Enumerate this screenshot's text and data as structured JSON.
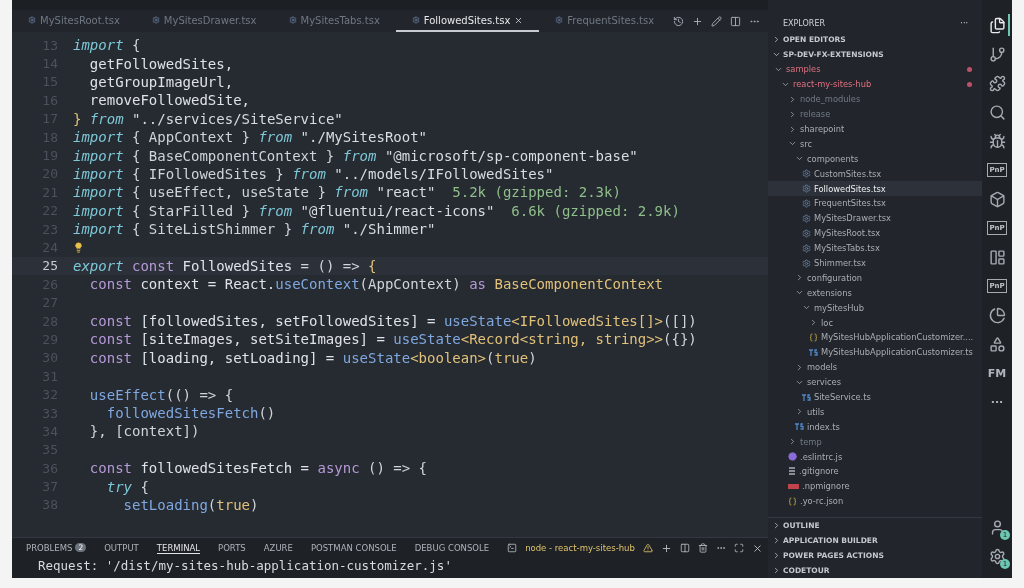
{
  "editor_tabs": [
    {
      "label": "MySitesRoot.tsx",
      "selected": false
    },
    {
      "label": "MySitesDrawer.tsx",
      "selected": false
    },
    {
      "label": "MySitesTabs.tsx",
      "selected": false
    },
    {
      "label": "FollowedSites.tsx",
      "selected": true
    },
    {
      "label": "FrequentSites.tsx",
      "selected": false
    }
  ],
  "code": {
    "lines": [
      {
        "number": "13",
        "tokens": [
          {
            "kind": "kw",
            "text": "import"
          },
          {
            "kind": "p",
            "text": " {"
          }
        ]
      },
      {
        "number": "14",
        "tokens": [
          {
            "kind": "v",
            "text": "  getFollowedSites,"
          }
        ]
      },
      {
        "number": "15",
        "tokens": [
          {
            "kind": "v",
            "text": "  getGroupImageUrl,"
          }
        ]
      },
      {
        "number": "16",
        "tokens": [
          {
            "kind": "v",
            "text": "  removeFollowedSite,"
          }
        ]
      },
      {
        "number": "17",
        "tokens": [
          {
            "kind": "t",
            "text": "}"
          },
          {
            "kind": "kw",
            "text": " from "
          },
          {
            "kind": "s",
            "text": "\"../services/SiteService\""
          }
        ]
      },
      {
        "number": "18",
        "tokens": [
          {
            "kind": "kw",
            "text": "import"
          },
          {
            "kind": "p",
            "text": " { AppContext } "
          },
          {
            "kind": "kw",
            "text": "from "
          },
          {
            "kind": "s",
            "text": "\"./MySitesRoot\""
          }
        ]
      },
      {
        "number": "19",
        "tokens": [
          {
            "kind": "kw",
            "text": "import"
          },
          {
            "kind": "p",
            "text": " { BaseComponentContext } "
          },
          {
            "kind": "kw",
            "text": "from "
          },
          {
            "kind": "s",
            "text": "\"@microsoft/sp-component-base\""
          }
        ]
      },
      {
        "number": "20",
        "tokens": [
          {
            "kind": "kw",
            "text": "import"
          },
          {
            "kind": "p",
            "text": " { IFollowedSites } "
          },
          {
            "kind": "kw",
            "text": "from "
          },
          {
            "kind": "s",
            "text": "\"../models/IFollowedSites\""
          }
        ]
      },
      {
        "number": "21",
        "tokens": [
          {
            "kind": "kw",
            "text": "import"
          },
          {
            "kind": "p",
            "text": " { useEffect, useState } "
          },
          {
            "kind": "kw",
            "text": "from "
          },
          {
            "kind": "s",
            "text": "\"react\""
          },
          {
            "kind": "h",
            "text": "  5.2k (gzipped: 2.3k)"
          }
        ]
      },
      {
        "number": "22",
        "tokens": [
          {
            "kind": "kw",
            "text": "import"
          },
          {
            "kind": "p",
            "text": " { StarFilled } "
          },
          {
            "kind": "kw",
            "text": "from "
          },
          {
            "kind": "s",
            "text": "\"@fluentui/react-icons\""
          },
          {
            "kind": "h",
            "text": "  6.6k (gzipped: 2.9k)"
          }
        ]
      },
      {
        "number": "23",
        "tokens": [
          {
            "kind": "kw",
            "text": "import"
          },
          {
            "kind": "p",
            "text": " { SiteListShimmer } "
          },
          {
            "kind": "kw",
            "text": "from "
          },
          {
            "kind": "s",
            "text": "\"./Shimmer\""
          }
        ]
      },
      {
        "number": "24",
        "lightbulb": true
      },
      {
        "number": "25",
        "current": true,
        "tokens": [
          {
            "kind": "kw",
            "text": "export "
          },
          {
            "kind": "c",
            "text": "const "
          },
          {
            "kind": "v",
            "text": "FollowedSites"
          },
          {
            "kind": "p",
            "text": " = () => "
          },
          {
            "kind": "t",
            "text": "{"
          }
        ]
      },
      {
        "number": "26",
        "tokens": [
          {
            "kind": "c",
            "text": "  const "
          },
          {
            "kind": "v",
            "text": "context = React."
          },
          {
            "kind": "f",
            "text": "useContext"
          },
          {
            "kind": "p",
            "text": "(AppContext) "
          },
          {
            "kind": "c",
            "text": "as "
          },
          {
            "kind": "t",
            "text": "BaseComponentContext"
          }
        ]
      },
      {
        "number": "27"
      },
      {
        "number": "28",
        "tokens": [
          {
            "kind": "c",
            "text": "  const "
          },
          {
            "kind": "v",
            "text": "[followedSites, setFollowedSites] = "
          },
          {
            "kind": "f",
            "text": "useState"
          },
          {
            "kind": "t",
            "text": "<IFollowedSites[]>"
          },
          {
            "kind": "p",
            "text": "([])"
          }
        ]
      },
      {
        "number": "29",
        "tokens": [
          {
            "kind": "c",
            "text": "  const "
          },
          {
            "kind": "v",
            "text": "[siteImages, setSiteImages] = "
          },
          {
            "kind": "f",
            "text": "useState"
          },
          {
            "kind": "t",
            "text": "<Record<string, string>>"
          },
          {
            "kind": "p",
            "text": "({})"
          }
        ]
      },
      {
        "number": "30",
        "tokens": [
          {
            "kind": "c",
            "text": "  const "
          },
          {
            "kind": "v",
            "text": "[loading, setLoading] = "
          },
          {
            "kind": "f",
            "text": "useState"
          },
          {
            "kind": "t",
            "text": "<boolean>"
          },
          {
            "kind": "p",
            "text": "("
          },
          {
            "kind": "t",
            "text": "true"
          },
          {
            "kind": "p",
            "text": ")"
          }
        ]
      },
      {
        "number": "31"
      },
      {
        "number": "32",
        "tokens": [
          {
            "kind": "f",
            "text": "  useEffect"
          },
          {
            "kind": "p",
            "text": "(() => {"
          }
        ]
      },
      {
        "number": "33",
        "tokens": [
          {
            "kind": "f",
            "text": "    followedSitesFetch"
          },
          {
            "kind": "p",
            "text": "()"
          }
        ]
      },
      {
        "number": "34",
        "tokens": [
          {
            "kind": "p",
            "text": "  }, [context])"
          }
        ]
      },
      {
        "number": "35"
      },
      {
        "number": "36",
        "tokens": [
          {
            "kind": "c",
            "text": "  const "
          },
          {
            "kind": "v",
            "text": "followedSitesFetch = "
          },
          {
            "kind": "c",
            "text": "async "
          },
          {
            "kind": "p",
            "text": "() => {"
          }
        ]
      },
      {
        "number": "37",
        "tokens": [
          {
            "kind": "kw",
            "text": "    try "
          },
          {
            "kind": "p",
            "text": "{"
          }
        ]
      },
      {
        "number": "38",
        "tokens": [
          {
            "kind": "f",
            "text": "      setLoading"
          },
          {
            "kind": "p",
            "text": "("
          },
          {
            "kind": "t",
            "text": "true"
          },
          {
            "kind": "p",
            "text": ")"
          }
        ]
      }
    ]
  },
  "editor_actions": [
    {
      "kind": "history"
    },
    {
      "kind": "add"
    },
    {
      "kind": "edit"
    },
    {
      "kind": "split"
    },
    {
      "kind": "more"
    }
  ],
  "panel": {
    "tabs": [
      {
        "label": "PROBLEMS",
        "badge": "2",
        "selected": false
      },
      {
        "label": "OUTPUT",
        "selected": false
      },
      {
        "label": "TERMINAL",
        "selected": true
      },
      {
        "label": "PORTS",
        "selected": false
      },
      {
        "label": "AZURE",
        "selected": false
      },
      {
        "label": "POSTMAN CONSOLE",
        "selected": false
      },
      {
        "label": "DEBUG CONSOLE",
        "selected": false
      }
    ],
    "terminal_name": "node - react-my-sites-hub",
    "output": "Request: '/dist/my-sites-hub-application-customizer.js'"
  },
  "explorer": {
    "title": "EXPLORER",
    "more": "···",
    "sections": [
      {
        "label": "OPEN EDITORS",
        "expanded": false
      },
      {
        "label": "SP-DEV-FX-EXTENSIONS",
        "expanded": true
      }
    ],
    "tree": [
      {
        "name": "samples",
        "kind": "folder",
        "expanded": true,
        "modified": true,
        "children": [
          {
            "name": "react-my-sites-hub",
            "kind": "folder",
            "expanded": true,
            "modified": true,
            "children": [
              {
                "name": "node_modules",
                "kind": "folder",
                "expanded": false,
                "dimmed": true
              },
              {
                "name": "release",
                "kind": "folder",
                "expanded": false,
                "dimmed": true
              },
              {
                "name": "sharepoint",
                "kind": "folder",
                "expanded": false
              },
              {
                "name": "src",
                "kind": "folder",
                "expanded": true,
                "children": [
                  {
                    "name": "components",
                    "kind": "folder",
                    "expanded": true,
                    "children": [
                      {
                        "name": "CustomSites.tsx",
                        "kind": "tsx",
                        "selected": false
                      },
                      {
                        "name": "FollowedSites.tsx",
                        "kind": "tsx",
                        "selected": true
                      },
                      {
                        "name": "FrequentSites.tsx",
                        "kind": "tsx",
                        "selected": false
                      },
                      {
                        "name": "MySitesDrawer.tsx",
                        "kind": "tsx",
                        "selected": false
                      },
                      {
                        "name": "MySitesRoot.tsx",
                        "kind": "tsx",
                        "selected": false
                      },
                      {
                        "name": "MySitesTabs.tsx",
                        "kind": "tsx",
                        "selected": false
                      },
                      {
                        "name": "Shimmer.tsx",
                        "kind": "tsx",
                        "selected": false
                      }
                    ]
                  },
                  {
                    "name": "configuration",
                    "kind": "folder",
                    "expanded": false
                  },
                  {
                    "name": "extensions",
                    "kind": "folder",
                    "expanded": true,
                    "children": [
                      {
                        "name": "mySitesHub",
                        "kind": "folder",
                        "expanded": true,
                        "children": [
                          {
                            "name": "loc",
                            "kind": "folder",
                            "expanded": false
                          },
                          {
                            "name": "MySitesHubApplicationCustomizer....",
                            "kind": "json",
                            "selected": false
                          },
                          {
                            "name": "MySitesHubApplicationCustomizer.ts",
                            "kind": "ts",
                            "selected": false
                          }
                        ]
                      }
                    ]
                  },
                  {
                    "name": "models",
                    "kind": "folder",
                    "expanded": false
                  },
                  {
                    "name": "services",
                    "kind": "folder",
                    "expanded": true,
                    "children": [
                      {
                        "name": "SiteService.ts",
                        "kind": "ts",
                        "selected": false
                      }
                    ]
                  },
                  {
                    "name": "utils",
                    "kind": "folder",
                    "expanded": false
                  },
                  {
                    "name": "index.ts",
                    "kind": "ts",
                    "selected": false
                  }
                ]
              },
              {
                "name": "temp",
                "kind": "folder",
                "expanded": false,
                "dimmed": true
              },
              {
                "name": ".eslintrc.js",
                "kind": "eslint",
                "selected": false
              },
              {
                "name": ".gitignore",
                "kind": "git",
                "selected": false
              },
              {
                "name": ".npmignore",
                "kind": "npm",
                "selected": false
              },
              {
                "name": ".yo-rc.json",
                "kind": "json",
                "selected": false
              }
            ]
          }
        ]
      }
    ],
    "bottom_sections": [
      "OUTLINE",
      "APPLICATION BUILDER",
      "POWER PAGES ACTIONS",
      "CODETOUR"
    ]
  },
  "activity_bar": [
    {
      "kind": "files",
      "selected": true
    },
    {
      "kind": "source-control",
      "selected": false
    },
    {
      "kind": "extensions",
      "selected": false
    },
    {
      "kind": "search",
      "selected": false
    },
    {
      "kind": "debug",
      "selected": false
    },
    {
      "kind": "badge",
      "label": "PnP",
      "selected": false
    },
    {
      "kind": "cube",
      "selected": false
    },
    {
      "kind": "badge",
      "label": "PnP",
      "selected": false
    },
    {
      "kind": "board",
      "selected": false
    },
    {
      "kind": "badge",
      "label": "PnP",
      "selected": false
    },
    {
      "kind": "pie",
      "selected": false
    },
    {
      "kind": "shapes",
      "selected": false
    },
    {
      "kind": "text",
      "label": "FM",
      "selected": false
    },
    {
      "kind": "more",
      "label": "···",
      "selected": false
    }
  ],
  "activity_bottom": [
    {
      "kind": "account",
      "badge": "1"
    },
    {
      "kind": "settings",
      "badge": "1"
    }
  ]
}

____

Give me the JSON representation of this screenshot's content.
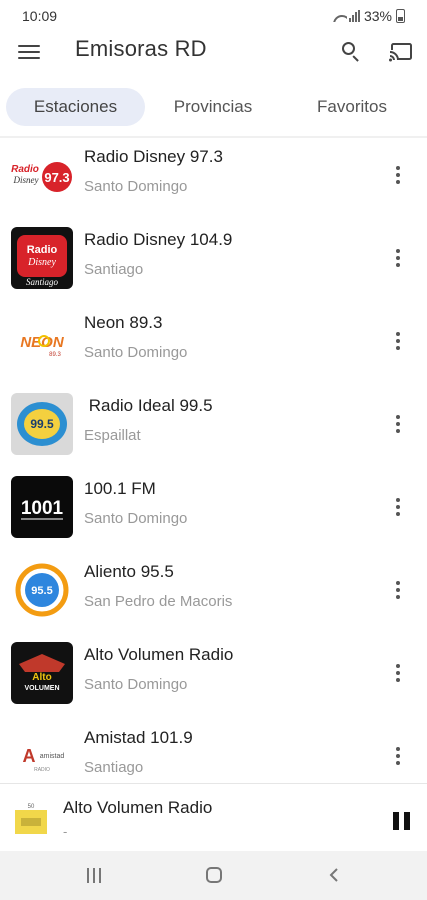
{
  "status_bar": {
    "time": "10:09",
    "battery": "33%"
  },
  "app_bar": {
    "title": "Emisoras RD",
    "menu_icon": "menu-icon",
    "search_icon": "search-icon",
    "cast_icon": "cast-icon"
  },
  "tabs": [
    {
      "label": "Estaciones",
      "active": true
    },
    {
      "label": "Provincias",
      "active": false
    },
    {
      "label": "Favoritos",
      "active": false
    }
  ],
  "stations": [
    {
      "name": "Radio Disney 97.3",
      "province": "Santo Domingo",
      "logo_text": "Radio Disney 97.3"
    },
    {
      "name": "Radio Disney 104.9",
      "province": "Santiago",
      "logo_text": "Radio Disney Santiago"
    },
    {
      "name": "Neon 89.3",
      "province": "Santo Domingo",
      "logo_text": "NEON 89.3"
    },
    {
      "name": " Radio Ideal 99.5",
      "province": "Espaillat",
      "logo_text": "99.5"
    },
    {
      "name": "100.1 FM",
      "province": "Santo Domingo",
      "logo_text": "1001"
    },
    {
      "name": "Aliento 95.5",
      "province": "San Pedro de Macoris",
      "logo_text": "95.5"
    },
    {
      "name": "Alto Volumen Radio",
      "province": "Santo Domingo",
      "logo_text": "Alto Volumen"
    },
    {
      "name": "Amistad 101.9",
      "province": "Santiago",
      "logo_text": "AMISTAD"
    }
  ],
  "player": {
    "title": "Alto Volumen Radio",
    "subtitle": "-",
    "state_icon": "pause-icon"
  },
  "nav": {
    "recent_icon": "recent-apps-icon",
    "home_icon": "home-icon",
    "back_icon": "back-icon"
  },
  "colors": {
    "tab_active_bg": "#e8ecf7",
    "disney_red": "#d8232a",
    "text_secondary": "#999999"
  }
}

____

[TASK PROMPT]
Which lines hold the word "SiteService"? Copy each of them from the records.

[THE ANSWER]
            "text": "\"../services/SiteService\""
                        "name": "SiteService.ts",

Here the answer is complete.